Interface dataset entries:
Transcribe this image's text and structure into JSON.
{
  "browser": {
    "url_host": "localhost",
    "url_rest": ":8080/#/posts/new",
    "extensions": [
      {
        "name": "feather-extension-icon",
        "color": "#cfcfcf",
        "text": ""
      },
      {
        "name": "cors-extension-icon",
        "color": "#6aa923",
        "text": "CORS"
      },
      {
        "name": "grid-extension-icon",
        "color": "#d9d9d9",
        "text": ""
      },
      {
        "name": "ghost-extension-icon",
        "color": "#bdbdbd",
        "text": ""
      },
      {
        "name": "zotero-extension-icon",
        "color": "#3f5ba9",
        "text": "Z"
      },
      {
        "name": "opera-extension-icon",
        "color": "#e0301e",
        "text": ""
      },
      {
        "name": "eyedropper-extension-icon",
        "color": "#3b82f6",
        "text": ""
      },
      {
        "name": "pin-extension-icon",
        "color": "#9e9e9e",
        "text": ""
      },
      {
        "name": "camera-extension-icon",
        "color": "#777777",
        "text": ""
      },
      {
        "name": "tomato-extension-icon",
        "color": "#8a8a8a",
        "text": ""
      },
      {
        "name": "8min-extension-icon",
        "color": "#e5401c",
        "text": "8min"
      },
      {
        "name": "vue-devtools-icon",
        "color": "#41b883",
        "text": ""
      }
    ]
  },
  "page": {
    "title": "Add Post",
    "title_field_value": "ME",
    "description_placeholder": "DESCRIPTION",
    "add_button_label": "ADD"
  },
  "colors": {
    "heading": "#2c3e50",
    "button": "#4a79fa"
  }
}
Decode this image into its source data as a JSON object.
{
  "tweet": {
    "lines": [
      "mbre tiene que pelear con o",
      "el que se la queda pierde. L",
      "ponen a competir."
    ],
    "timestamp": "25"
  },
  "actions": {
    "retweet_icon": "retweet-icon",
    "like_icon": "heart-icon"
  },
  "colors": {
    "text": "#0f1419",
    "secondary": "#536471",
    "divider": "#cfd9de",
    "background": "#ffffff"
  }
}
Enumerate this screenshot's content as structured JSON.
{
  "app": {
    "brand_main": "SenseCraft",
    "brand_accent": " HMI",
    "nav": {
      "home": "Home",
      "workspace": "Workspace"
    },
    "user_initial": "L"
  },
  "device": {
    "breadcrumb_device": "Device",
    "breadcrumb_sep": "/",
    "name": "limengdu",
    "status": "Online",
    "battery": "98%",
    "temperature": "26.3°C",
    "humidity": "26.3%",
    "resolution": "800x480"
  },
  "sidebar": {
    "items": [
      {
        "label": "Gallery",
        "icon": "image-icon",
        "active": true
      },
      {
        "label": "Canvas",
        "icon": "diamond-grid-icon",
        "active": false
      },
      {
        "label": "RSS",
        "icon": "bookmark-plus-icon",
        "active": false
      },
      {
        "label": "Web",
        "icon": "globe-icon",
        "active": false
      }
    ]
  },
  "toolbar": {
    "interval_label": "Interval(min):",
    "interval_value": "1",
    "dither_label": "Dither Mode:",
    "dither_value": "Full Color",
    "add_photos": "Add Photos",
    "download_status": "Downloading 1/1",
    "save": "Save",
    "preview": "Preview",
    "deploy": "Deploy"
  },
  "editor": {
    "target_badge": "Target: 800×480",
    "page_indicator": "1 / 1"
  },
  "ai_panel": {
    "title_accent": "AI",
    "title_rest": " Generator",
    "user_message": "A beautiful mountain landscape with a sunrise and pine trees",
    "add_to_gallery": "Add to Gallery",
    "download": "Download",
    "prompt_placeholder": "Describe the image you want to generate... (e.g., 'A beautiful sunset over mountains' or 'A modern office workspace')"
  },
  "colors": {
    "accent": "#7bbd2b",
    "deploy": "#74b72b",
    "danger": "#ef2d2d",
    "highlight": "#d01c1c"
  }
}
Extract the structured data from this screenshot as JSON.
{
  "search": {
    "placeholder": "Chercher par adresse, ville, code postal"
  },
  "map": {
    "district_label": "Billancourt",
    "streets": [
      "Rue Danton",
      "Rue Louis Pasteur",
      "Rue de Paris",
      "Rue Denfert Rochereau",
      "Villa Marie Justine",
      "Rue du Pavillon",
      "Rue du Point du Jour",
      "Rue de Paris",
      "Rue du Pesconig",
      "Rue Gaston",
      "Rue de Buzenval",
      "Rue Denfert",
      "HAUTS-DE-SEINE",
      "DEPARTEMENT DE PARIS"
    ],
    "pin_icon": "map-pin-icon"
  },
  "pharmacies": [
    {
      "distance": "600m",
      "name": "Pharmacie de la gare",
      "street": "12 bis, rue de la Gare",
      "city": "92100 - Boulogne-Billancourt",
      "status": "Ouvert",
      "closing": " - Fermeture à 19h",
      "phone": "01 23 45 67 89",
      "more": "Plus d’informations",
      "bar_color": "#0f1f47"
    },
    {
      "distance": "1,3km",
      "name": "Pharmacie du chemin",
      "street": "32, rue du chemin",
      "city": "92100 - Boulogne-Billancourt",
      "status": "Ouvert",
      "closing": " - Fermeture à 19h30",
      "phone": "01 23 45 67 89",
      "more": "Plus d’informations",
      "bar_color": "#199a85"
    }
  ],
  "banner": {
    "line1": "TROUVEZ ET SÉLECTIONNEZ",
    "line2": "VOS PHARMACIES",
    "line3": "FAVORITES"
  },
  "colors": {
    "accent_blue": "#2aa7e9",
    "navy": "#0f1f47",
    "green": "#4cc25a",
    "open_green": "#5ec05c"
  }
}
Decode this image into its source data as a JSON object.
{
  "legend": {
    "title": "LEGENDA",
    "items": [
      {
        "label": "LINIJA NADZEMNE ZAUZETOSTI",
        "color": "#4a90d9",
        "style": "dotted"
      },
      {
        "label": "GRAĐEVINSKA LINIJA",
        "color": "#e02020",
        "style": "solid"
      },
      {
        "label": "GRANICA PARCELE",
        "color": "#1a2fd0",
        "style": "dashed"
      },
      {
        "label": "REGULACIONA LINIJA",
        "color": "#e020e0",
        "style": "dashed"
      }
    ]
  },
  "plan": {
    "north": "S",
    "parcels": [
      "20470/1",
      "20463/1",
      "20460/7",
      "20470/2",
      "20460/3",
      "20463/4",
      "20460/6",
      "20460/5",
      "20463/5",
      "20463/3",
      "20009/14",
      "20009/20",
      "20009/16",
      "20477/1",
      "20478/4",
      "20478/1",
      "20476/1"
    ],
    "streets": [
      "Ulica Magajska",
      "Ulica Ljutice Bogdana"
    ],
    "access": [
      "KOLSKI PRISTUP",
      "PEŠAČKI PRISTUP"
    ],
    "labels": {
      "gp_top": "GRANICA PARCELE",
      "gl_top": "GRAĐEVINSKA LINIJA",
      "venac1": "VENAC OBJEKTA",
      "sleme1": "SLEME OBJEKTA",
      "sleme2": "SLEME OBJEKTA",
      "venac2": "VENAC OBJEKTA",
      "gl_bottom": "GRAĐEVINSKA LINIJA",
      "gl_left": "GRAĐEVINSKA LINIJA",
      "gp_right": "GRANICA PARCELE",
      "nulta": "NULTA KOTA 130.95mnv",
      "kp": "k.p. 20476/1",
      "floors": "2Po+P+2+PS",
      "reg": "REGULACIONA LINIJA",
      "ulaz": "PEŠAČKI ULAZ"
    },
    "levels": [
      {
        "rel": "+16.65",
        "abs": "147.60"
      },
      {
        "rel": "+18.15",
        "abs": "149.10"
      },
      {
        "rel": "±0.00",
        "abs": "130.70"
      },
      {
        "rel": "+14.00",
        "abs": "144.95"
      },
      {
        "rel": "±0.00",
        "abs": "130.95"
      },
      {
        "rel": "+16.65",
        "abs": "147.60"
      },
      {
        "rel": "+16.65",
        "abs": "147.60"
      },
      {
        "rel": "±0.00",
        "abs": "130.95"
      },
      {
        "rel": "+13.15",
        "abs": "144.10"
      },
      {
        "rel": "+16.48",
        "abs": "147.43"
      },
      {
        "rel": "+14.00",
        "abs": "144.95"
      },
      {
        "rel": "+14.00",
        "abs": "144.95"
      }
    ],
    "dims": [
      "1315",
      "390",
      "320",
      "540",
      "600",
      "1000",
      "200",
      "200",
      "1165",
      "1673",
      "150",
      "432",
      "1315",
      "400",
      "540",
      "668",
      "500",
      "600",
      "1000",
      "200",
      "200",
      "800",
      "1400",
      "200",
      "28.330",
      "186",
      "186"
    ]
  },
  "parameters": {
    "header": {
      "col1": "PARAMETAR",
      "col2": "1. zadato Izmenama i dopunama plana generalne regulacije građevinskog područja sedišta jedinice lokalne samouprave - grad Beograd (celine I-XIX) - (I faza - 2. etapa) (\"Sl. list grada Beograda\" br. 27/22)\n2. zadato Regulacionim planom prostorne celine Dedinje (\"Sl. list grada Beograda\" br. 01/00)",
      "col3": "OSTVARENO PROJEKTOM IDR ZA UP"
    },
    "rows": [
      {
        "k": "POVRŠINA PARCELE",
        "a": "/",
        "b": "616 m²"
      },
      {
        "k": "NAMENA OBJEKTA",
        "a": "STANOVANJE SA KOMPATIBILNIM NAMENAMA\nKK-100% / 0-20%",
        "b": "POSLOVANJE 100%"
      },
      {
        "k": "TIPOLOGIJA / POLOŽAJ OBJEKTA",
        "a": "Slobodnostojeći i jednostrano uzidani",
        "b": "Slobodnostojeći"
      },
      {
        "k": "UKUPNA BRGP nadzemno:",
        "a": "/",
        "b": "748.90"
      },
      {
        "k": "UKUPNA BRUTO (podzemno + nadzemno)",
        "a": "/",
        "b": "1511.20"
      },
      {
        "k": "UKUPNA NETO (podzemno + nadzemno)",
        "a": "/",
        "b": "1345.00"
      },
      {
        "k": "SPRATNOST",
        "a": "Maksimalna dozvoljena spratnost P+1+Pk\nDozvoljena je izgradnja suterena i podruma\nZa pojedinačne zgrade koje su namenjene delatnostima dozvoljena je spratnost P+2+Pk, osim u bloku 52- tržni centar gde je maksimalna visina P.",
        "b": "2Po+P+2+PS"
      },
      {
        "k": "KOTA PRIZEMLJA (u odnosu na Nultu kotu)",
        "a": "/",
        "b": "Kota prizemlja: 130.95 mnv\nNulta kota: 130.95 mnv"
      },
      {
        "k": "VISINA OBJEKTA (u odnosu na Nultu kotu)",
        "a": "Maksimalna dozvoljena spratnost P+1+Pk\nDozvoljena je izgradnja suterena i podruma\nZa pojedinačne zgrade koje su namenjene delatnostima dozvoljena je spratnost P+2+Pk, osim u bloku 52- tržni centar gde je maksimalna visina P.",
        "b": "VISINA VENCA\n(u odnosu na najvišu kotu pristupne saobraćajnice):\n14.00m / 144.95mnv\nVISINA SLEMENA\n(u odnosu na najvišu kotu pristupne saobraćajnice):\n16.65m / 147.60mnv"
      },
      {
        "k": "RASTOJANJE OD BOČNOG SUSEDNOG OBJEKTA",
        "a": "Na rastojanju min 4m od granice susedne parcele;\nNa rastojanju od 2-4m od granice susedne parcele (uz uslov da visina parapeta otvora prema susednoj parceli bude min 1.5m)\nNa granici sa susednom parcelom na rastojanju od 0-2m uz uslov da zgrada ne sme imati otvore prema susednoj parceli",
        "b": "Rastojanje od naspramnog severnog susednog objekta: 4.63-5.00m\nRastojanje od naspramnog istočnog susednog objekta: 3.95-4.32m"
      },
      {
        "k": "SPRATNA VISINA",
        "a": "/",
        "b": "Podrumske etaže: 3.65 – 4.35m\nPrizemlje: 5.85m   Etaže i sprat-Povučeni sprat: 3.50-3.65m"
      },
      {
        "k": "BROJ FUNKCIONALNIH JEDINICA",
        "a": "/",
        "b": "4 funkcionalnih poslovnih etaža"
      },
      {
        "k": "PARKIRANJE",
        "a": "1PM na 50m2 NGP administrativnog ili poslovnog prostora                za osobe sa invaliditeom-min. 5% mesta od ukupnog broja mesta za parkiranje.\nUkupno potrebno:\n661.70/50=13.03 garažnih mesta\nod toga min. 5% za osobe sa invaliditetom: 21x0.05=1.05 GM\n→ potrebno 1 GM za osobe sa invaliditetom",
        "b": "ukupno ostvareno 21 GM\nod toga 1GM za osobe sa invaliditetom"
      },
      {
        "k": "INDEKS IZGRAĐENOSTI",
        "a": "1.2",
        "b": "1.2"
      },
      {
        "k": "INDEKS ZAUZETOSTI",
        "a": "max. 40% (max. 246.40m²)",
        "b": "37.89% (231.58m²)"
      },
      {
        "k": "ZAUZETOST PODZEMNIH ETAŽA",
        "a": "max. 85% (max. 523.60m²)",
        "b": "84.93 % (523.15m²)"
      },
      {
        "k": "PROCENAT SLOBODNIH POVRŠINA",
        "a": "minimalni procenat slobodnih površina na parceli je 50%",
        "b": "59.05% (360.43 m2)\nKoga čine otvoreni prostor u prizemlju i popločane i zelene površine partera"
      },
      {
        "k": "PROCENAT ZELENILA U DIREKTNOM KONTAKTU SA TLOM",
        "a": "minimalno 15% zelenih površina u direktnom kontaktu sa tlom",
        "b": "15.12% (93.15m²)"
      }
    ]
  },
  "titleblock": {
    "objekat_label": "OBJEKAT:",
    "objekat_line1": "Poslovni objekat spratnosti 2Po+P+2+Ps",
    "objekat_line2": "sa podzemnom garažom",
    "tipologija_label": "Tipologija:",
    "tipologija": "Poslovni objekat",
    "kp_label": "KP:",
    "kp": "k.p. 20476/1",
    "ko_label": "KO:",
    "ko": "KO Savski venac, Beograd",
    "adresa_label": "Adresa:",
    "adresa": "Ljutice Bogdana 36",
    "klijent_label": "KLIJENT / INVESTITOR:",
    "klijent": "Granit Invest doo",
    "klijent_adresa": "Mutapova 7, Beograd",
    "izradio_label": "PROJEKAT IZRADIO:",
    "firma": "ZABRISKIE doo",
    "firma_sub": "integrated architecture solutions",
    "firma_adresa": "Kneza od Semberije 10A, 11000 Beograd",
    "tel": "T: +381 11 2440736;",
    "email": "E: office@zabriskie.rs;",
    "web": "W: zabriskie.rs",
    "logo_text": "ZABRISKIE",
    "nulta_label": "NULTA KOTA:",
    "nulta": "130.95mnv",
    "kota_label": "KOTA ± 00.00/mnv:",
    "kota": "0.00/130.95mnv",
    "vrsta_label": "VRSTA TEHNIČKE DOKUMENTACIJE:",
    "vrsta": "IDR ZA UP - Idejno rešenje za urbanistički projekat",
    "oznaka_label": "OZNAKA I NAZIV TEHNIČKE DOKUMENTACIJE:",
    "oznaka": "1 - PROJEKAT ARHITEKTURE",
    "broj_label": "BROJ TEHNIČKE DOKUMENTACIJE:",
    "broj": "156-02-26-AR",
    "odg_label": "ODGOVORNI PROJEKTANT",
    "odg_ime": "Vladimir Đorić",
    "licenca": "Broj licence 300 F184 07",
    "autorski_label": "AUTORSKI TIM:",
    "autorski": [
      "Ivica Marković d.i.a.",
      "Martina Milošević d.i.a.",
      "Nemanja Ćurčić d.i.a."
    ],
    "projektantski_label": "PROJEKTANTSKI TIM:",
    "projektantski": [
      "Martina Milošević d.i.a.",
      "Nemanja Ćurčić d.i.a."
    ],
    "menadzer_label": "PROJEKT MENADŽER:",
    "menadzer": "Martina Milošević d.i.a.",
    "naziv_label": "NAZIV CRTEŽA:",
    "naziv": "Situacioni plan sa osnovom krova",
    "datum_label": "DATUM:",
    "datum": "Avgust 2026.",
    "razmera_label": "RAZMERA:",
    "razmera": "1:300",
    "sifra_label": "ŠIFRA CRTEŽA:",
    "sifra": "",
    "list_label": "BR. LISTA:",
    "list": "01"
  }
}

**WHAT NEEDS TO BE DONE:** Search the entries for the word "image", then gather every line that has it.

**WRITTEN RESPONSE:**
Transcribe this image's text and structure into JSON.
Decode this image into its source data as a JSON object.
        "icon": "image-icon",
    "prompt_placeholder": "Describe the image you want to generate... (e.g., 'A beautiful sunset over mountains' or 'A modern office workspace')"
Decode this image into its source data as a JSON object.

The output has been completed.